PROBLEM STATEMENT:
Exclude any images and output the remaining records exactly.

DATA FOR PROCESSING:
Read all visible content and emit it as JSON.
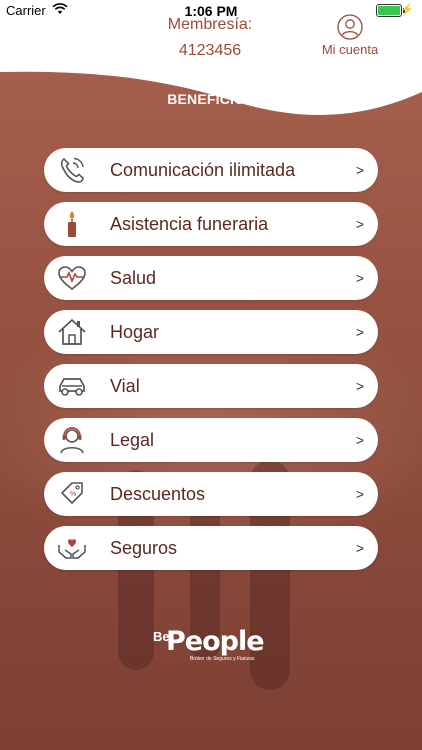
{
  "status_bar": {
    "carrier": "Carrier",
    "time": "1:06 PM",
    "wifi_icon": "wifi-icon",
    "battery_icon": "battery-charging-icon",
    "battery_level": 1.0
  },
  "header": {
    "membership_label": "Membresía:",
    "membership_number": "4123456",
    "account_label": "Mi cuenta",
    "account_icon": "user-circle-icon"
  },
  "section_title": "BENEFICIOS",
  "menu": [
    {
      "label": "Comunicación ilimitada",
      "icon": "phone-icon",
      "chevron": ">"
    },
    {
      "label": "Asistencia funeraria",
      "icon": "candle-icon",
      "chevron": ">"
    },
    {
      "label": "Salud",
      "icon": "heart-pulse-icon",
      "chevron": ">"
    },
    {
      "label": "Hogar",
      "icon": "house-icon",
      "chevron": ">"
    },
    {
      "label": "Vial",
      "icon": "car-icon",
      "chevron": ">"
    },
    {
      "label": "Legal",
      "icon": "headset-agent-icon",
      "chevron": ">"
    },
    {
      "label": "Descuentos",
      "icon": "discount-tag-icon",
      "chevron": ">"
    },
    {
      "label": "Seguros",
      "icon": "hands-heart-icon",
      "chevron": ">"
    }
  ],
  "logo": {
    "prefix": "Be",
    "name": "People",
    "tagline": "Bróker de Seguros y Fianzas"
  },
  "colors": {
    "accent": "#9b4b37",
    "background": "#9a5544",
    "item_background": "#ffffff",
    "text": "#5a2a20"
  }
}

EXERCISE SOLUTION:
Read all visible content and emit it as JSON.
{
  "status_bar": {
    "carrier": "Carrier",
    "time": "1:06 PM",
    "wifi_icon": "wifi-icon",
    "battery_icon": "battery-charging-icon",
    "battery_level": 1.0
  },
  "header": {
    "membership_label": "Membresía:",
    "membership_number": "4123456",
    "account_label": "Mi cuenta",
    "account_icon": "user-circle-icon"
  },
  "section_title": "BENEFICIOS",
  "menu": [
    {
      "label": "Comunicación ilimitada",
      "icon": "phone-icon",
      "chevron": ">"
    },
    {
      "label": "Asistencia funeraria",
      "icon": "candle-icon",
      "chevron": ">"
    },
    {
      "label": "Salud",
      "icon": "heart-pulse-icon",
      "chevron": ">"
    },
    {
      "label": "Hogar",
      "icon": "house-icon",
      "chevron": ">"
    },
    {
      "label": "Vial",
      "icon": "car-icon",
      "chevron": ">"
    },
    {
      "label": "Legal",
      "icon": "headset-agent-icon",
      "chevron": ">"
    },
    {
      "label": "Descuentos",
      "icon": "discount-tag-icon",
      "chevron": ">"
    },
    {
      "label": "Seguros",
      "icon": "hands-heart-icon",
      "chevron": ">"
    }
  ],
  "logo": {
    "prefix": "Be",
    "name": "People",
    "tagline": "Bróker de Seguros y Fianzas"
  },
  "colors": {
    "accent": "#9b4b37",
    "background": "#9a5544",
    "item_background": "#ffffff",
    "text": "#5a2a20"
  }
}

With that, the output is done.